Much like in real life, a first impression onstage is formed in moments and will continue even in the face of contrary evidence. You can overcome a bad first impression, but it takes time and finesse. Wouldn’t it be better to come out of the gate strong, and get people backing your horse instead of waiting for it to fail?
Before we get into the nitty gritty here, you might want to check out an earlier article I wrote earlier this year on salesmanship in stand-up comedy. It’s not just about the material. It’s not just about persona. It’s about connection. It’s about people in the audience liking you. Wait, You say, what about the Sam Kinnisons and Jason Rouses of the world? They don’t care if we like them. Right?
I would love to know where this bathroom is. My guess is the Neverland Ranch.
In fact, those guys have probably worked harder than anyone to develop a connection with audiences, so they can get away with more edgy, incendiary material.
So all this talk of first impressions. Lets get practical and look at 5 things that people notice immediately when you take the stage.
1) Clothing / Appearance
Steve Martin once said, “Always dress better than the audience.” I see where he’s coming from with this quote, but I think I disagree. Depending on a comic’s persona, it might be beneficial to wear grungier clothes, dress up in a suit, or come out in their underwear. In fact, I can remember Toronto Comic Nikki Payne kicking off a set dressed as a seal. I wouldn’t presume to tell anyone how to dress. I just want to point out that if you ignore what clothing you are wearing, you are throwing away an opportunity to influence your visual impression.
How you carry your body is a strong indicator about your state of mind. Maybe the strongest. Think of a confident person in your life. Next time you see them, watch the way they carry their shoulders. How do they sit? Having good posture takes a bit of discipline. Straighten your spine, pull your shoulders back a bit, imagine a string coming out of your crown and holding you upright. If you have shaky hands due to nerves, keep the microphone in the stand.
An interesting footnote about posture: studies have shown you can trick your mind into following the body’s lead. People who force a smile at first, find themselves feeling genuinely more positive. The same is true for confidence. The posture is the snowball at the beginning of the hill. Even if you are faking confidence at first, it will become true.
3) Eye Contact
It took me awhile to build the confidence to do this.
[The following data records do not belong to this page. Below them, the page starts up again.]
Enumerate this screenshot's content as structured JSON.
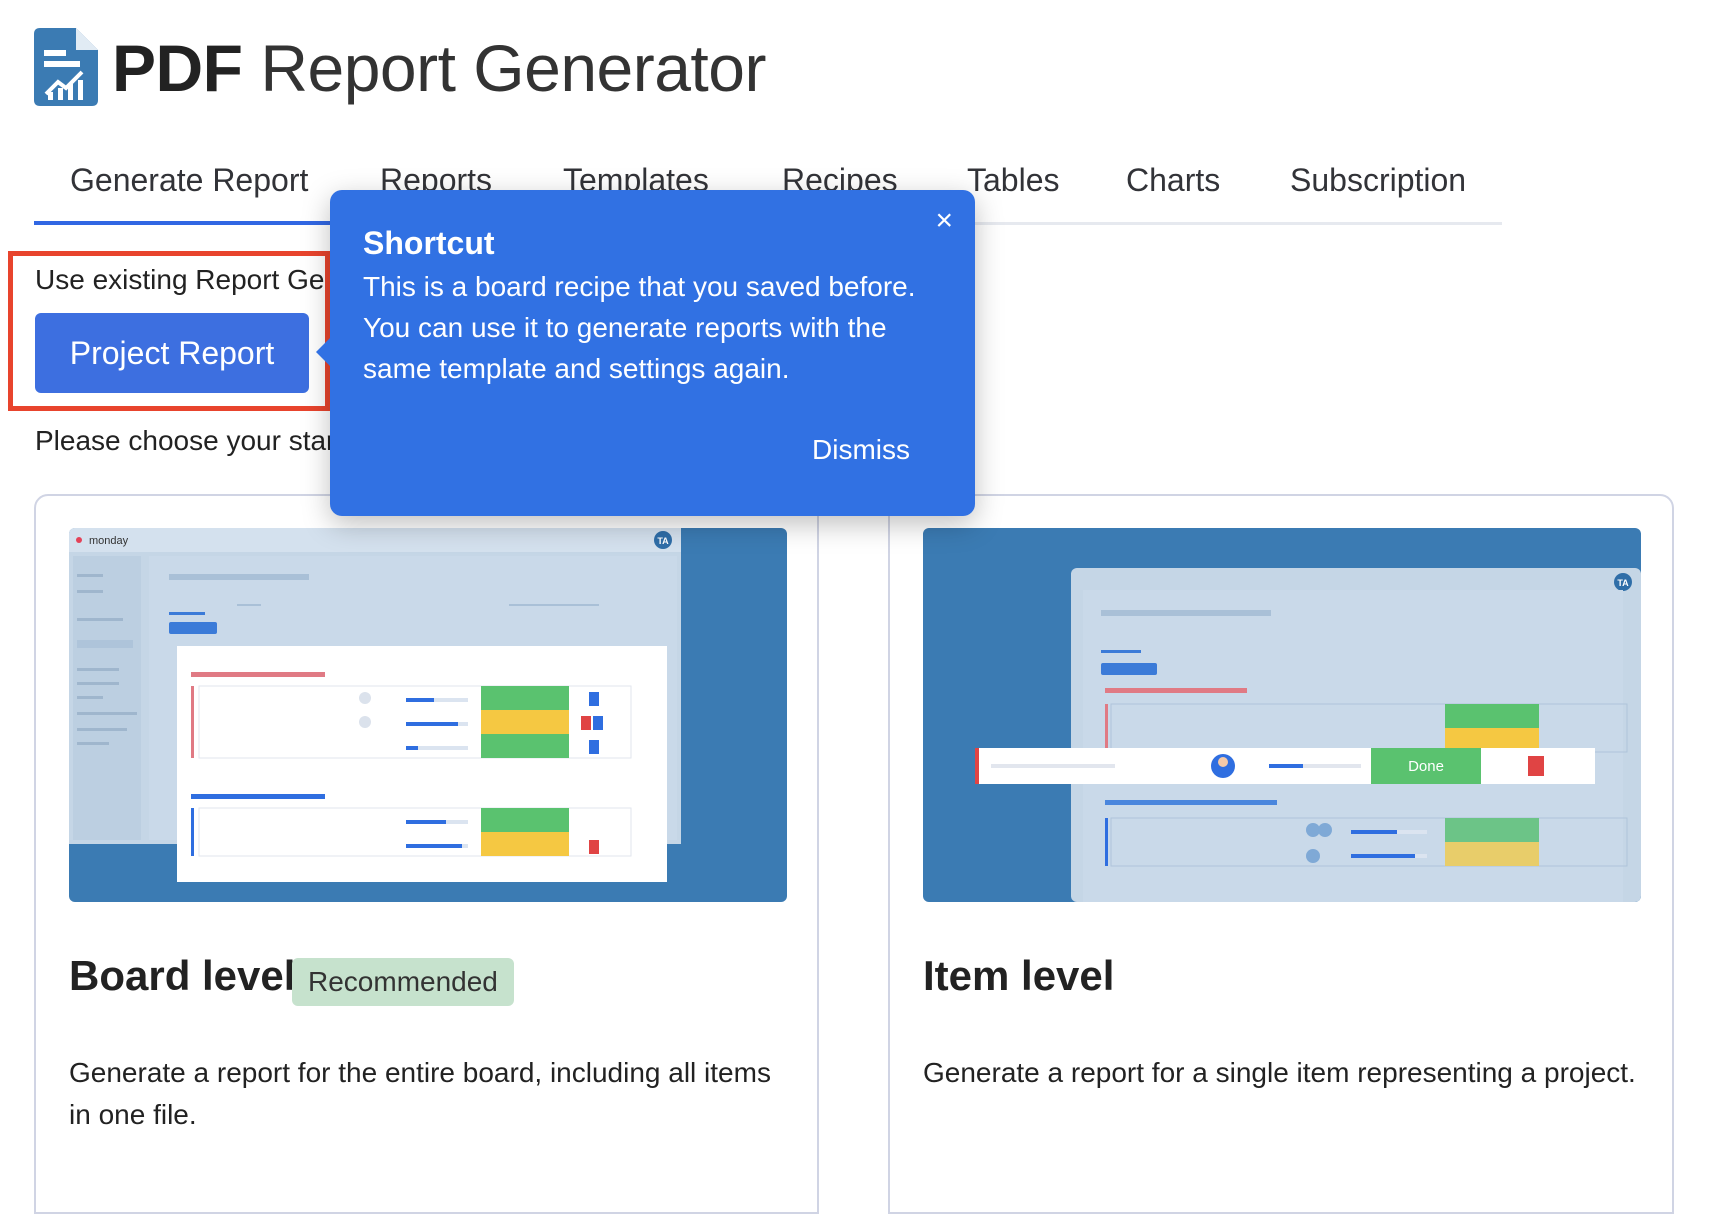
{
  "header": {
    "title_bold": "PDF",
    "title_rest": " Report Generator"
  },
  "tabs": [
    {
      "label": "Generate Report",
      "active": true
    },
    {
      "label": "Reports"
    },
    {
      "label": "Templates"
    },
    {
      "label": "Recipes"
    },
    {
      "label": "Tables"
    },
    {
      "label": "Charts"
    },
    {
      "label": "Subscription"
    }
  ],
  "existing": {
    "label": "Use existing Report Ge",
    "button": "Project Report"
  },
  "choose_label": "Please choose your star",
  "tooltip": {
    "close": "×",
    "title": "Shortcut",
    "body": "This is a board recipe that you saved before. You can use it to generate reports with the same template and settings again.",
    "dismiss": "Dismiss"
  },
  "cards": [
    {
      "title": "Board level",
      "badge": "Recommended",
      "description": "Generate a report for the entire board, including all items in one file.",
      "preview_brand": "monday",
      "preview_avatar": "TA"
    },
    {
      "title": "Item level",
      "description": "Generate a report for a single item representing a project.",
      "preview_avatar": "TA",
      "preview_status": "Done"
    }
  ],
  "colors": {
    "accent": "#3167e3",
    "tooltip": "#3171e3",
    "highlight": "#e8442d",
    "badge": "#c6e2cd",
    "status_done": "#5ac26f",
    "status_working": "#f5c842"
  }
}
Look at individuals in the audience. Give them a moment where they say, “Oh my God, this joke is for me right now.” First of all it, screams confidence and makes it look like you’re genuinely having fun and in the moment (and you will be). Second, it reminds the audience that you are right here in front of them. This show is HAPPENING. Once I started incorporating this into my act, I found just a couple of seconds of eye contact could get an otherwise bored audience member paying rapt attention.
4) Facial Expressions
Believe it or not, you can hear a smile in someone’s voice. I have a bit in the Video section of this blog about my experiences with racism. I’ve found this bit sometimes kills and sometimes doesn’t go well. After some thought, I realized that the times it went badly were nights when I was in a bad mood or tired and low energy. Without the right facial expressions to assure everyone I wasn’t seriously angry, the bit just turned into a pissed-off rant.
5) Quality of Voice
A strong, clear, speaking voice is important. Everyone speaks differently, but the audience needs to be able to hear the act. If you mumble, you look like a scared kitten.
I would also be scared in this situation.
Come back tomorrow for part 2 of this article, where we’ll look at some ideas for openings that can help you get the audience on your side.